Over the past two hundred plus years, scholarship has admired Roman law for being the first autonomous legal science in history. This biased view has obscured the fact that, traditionally, law was closely connected to religion and remained so well into the Empire. Building on a variety of sources – epigraphic, legal, literary, and numismatic – this book discloses how law and religion shared the same patrons (magistrates and priests) and a common goal (to deal with life’s uncertainties), and how, from the third century B.C., they underwent a process of rationalization. Today, Roman law and religion deserve our admiration because together they supported and consolidated the growing power of Rome.

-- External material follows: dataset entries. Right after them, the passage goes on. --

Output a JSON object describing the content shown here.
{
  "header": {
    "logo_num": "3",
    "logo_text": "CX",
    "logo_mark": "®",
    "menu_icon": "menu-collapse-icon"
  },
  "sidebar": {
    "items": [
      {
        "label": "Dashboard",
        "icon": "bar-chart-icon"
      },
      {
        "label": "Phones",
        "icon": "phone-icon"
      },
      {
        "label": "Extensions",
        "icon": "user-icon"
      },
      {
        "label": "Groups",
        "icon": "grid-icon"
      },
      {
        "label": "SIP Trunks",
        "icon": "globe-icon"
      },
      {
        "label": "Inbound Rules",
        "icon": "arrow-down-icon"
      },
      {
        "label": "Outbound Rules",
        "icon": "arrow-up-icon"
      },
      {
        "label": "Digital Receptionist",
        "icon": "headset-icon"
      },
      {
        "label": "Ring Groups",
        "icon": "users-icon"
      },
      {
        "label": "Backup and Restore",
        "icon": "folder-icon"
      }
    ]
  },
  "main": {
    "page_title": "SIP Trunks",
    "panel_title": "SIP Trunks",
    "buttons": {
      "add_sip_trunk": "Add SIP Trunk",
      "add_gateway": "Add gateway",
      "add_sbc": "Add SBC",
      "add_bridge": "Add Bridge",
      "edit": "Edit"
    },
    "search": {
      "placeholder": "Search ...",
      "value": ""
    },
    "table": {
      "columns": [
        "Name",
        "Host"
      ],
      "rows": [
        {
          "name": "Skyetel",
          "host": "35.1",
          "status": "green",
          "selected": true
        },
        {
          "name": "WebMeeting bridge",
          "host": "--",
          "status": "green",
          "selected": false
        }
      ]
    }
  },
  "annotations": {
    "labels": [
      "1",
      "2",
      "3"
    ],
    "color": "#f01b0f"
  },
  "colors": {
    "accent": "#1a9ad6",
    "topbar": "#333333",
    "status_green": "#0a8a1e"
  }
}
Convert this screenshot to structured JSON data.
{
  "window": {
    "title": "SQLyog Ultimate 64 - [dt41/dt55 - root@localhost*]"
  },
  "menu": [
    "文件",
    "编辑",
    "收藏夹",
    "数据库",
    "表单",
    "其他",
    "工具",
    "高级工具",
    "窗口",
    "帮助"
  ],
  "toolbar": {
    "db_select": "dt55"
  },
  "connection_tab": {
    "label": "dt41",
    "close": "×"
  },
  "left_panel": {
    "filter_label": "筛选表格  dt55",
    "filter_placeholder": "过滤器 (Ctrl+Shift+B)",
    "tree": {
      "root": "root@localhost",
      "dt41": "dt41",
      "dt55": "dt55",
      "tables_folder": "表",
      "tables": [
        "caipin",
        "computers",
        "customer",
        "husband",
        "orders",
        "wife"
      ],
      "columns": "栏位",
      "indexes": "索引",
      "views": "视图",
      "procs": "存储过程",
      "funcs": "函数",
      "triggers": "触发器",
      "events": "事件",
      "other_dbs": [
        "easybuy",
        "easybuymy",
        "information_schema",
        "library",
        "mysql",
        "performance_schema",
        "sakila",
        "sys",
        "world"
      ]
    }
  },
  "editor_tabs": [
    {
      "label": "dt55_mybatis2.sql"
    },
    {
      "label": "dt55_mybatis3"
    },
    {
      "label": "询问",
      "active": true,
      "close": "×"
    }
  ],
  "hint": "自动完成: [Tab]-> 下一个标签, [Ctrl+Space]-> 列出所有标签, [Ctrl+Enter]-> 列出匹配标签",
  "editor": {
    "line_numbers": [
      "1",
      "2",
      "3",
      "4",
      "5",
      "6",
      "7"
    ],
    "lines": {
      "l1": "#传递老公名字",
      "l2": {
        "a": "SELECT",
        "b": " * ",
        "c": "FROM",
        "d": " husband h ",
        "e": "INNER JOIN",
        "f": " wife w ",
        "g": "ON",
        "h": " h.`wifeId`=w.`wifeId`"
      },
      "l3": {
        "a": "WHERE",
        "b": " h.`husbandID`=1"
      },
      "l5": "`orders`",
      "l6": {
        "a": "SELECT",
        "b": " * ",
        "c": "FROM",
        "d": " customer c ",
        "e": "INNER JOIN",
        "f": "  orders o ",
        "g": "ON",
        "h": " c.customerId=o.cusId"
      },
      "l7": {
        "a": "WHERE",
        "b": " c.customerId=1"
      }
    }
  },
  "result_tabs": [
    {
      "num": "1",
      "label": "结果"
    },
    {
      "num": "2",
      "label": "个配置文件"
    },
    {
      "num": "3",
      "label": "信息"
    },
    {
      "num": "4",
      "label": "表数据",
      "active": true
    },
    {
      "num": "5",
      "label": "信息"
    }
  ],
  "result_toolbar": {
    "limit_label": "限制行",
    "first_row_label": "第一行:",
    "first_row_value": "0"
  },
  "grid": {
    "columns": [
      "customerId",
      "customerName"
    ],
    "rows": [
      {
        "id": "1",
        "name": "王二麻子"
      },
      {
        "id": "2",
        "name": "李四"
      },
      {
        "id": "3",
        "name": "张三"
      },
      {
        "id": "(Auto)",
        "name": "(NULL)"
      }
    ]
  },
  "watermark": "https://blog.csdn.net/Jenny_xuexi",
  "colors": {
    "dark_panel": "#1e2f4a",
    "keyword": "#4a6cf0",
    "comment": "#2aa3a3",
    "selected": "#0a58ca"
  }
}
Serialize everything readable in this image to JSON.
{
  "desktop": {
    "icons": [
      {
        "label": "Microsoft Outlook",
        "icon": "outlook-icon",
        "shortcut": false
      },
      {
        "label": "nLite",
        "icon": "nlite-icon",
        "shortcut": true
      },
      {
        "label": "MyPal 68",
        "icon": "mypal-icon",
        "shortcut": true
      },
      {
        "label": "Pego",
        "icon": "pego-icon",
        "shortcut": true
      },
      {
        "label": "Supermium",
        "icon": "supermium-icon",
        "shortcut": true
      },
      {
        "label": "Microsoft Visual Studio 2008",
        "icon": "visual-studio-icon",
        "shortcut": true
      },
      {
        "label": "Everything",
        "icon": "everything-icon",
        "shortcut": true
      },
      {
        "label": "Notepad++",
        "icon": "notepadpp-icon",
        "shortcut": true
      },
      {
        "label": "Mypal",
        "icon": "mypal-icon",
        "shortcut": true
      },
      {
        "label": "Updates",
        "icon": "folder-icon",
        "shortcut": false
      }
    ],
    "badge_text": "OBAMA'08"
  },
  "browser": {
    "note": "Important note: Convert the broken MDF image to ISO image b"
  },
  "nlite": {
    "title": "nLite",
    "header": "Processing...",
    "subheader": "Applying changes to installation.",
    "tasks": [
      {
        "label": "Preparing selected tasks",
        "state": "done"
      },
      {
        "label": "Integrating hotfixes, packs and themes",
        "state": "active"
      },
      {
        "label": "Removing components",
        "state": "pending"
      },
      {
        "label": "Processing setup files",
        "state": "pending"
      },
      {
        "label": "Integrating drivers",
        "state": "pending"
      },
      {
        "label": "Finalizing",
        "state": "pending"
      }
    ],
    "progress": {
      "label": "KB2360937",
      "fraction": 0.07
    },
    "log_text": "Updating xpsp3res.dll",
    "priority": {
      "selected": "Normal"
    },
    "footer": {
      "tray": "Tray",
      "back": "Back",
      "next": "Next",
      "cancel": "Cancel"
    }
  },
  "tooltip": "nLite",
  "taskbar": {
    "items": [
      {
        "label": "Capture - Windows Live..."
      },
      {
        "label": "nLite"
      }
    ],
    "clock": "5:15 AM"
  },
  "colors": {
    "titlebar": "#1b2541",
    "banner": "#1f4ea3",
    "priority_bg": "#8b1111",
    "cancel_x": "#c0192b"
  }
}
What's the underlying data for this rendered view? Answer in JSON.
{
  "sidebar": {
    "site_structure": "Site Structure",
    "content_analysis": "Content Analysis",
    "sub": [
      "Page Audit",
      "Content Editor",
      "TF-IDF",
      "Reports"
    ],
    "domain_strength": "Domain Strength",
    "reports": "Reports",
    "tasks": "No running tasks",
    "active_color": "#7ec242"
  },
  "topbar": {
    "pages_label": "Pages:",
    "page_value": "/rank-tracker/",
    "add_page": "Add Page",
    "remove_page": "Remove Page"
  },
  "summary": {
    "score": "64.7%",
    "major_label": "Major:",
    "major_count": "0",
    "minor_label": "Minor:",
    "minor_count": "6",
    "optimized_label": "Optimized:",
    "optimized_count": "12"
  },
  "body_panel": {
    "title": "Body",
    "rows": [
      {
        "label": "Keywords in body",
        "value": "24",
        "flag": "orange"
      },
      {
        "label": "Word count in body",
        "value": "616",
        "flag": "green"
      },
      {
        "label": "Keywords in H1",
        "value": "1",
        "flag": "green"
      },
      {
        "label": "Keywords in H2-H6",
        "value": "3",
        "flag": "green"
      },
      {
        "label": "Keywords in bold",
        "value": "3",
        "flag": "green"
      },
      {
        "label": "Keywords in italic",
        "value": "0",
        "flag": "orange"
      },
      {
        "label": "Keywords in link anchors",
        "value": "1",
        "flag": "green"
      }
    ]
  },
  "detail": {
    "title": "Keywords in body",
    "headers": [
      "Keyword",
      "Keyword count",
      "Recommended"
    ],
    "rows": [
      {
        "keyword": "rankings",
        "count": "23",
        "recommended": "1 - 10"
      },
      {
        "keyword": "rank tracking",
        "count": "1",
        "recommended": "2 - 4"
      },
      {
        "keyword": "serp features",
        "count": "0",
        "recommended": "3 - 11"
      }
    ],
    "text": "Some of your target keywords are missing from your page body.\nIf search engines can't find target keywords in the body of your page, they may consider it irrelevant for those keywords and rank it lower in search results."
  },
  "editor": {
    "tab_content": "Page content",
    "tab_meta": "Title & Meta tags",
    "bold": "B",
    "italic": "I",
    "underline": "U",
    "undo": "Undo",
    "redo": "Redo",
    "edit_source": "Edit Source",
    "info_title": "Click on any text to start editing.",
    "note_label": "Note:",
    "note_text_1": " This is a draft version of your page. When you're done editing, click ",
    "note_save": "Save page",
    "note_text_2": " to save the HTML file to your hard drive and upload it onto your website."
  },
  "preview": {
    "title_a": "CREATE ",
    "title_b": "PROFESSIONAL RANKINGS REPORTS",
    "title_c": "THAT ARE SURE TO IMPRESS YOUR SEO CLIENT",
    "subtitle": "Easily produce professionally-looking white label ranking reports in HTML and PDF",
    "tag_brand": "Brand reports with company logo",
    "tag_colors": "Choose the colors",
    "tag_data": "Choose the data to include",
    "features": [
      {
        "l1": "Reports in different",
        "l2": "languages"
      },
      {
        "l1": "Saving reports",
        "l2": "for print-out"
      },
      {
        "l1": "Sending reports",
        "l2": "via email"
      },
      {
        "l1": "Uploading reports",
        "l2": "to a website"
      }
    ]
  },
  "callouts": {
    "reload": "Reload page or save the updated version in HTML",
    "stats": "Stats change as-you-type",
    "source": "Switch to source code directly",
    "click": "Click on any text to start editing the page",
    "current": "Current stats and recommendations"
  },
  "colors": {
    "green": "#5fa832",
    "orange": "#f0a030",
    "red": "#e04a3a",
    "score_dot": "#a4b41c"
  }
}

Olga Tellegen-Couperus, Ph.D. (1982) in Law, University of Amsterdam, is Associate Professor of Legal History at Tilburg Law School. She has published on Roman law and rhetoric as applied by Cicero and Quintilian and by the classical Roman jurists.
Contributors are: Federico Santangelo, Leon ter Beek, Michel Humm, Jörg Rüpke, Linda Zollschan, James Rives, and Jan Willem Tellegen.
All those interested in Roman legal history, the history of Roman religion, and constitutional history, as well as classical philologists, specialists in Roman law, and sociologists.